What is it about baths and washing that seems to attract playwrights so successfully at the moment. First there was The Steamie. Wildcat's runaway success, then Le Lavoir, the French play about a local village washhouse which the Traverse brought to the Edinburgh Festival this year. Now there‘s a play called Baths on Radio 4. I mean, I‘m very happy with my Hotpoint but I wouldn‘t write a play about it. What they all have in common ofcourse is a strong sense of the communal and Radio 4's play, which is set in a public swimming bath, presumably pools. as the others do. a wide diversity ofcharacters to give a rich slice oflife. Baths. R4, 1 Dec. 3pm.

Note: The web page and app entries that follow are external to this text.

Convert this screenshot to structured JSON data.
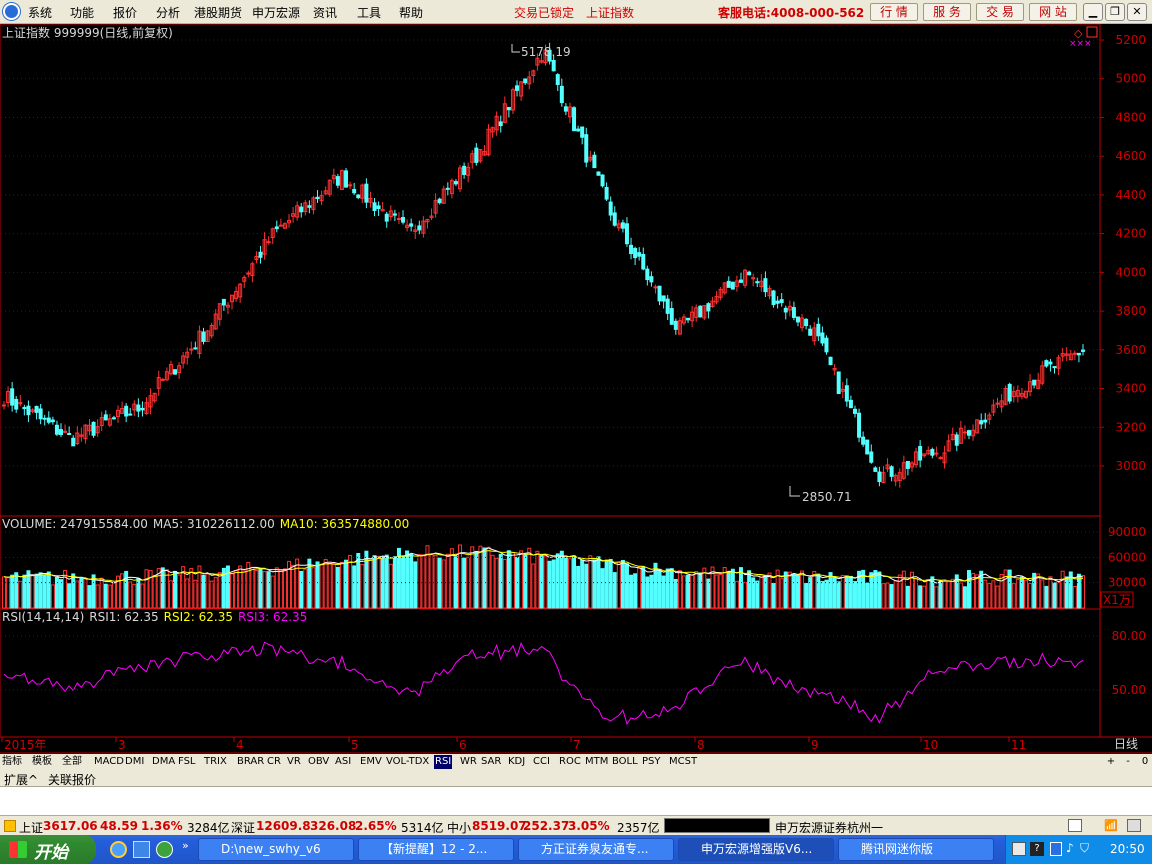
{
  "menu": {
    "items": [
      "系统",
      "功能",
      "报价",
      "分析",
      "港股期货",
      "申万宏源",
      "资讯",
      "工具",
      "帮助"
    ],
    "trade_lock": "交易已锁定",
    "index_name": "上证指数",
    "hotline": "客服电话:4008-000-562",
    "buttons": [
      "行 情",
      "服 务",
      "交 易",
      "网 站"
    ]
  },
  "chart_header": {
    "title": "上证指数 999999(日线,前复权)"
  },
  "chart_data": {
    "type": "candlestick",
    "series_name": "上证指数",
    "period": "日线",
    "adjust": "前复权",
    "candles_visible": 266,
    "high_annotation": "5178.19",
    "low_annotation": "2850.71",
    "ylim": [
      2850,
      5200
    ],
    "yticks": [
      "5200",
      "5000",
      "4800",
      "4600",
      "4400",
      "4200",
      "4000",
      "3800",
      "3600",
      "3400",
      "3200",
      "3000"
    ],
    "approx_close_path": [
      {
        "d": "2015-02",
        "close": 3360
      },
      {
        "d": "2015-02",
        "close": 3140
      },
      {
        "d": "2015-03",
        "close": 3300
      },
      {
        "d": "2015-03",
        "close": 3700
      },
      {
        "d": "2015-04",
        "close": 4200
      },
      {
        "d": "2015-04",
        "close": 4500
      },
      {
        "d": "2015-05",
        "close": 4200
      },
      {
        "d": "2015-05",
        "close": 4600
      },
      {
        "d": "2015-06",
        "close": 5150
      },
      {
        "d": "2015-06",
        "close": 4300
      },
      {
        "d": "2015-07",
        "close": 3700
      },
      {
        "d": "2015-07",
        "close": 4000
      },
      {
        "d": "2015-08",
        "close": 3700
      },
      {
        "d": "2015-08",
        "close": 2950
      },
      {
        "d": "2015-09",
        "close": 3100
      },
      {
        "d": "2015-10",
        "close": 3400
      },
      {
        "d": "2015-11",
        "close": 3600
      }
    ],
    "volume": {
      "label": "VOLUME: 247915584.00",
      "ma5": "MA5: 310226112.00",
      "ma10": "MA10: 363574880.00",
      "yticks": [
        "90000",
        "60000",
        "30000"
      ],
      "unit": "X1万"
    },
    "rsi": {
      "label": "RSI(14,14,14)",
      "rsi1": "RSI1: 62.35",
      "rsi2": "RSI2: 62.35",
      "rsi3": "RSI3: 62.35",
      "yticks": [
        "80.00",
        "50.00"
      ]
    },
    "xaxis": [
      "2015年",
      "3",
      "4",
      "5",
      "6",
      "7",
      "8",
      "9",
      "10",
      "11"
    ],
    "xaxis_right": "日线"
  },
  "indicator_tabs": [
    "指标",
    "模板",
    "全部",
    "MACD",
    "DMI",
    "DMA",
    "FSL",
    "TRIX",
    "BRAR",
    "CR",
    "VR",
    "OBV",
    "ASI",
    "EMV",
    "VOL-TDX",
    "RSI",
    "WR",
    "SAR",
    "KDJ",
    "CCI",
    "ROC",
    "MTM",
    "BOLL",
    "PSY",
    "MCST"
  ],
  "active_tab": "RSI",
  "tab_controls": [
    "+",
    "-",
    "0"
  ],
  "sub_tabs": [
    "扩展^",
    "关联报价"
  ],
  "status": {
    "sh_label": "上证",
    "sh_val": "3617.06",
    "sh_chg": "48.59",
    "sh_pct": "1.36%",
    "sh_amt": "3284亿",
    "sz_label": "深证",
    "sz_val": "12609.8",
    "sz_chg": "326.08",
    "sz_pct": "2.65%",
    "sz_amt": "5314亿",
    "zx_label": "中小",
    "zx_val": "8519.07",
    "zx_chg": "252.37",
    "zx_pct": "3.05%",
    "zx_amt": "2357亿",
    "broker": "申万宏源证券杭州一"
  },
  "taskbar": {
    "start": "开始",
    "tasks": [
      "D:\\new_swhy_v6",
      "【新提醒】12 - 2...",
      "方正证券泉友通专...",
      "申万宏源增强版V6...",
      "腾讯网迷你版"
    ],
    "time": "20:50"
  },
  "colors": {
    "up": "#ff3232",
    "down": "#54ffff",
    "axis": "#c00000",
    "rsi": "#ff00ff",
    "ma5": "#ffffff",
    "ma10": "#ffff00",
    "label_red": "#d00000"
  }
}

Perfect timing for Radio Scotland this week who begin a new series ofA Book at Bedtime on R4. Monday 23, 10.15pm with five short stories by Muriel Spark. They are taken from her book The Stories of Muriel Spark which has just won the I987 Royal Bank of Scotland/Saltire Society Book of the Year Award. The first, Miss Pinkerton ‘s Apocalypse is especially absorbing, deliciously read by Phyllida Hewat. but all are delightfully quirky and full of tiny, telling details. They leave you hungry for more.

With the Spy Catcher affair dragging on and on it‘s not difficult to produce a timely piece about security but who could resist Breaking the Code, R4‘s documentary about how codes are written and cracked. Sun 29, R4, 5.45pm. More seriously, while the government would have intelligent officers taking their secrets with them ‘to the grave‘, Radio 4 begins a three part series on Friday 4 which give the services themselves something of a grilling. My Country Right or Wrong, R4. Friday 4, 11am. Before that Kaleidoscope chips in with what all this will do to spy fiction in Playing the Great Game, R4, 27 Nov, 9.45pm.

The excellent Radio Active moves wavebands and goes to Radio 2 for its series repeat beginning 10 December, 10pm.

There is a cruel story of one particularly large soprano singing Tosca who, at its tragic climax when she jumps to her death, fell onto the trampoline strategically placed to cushion her fall and repeatedly bounced back into view. No such danger in radio however. Eva Martan is the stormy, jealous and passionate Tosca and Ingvar Wixell is Searpia in R3‘s live relay from Covent Garden. Tosca, R3, Sat 5, 8pm. More opera tragedy but with a very different flavour is on 27 November Scottish Opera’s new production of Berg‘s Lulu, with Beverly Morgan in the title role, is broadcast live from the Theatre Royal, Glasgow. Lulu R3, Fri 27,


38 The List 27 Nov 10 Dec 1987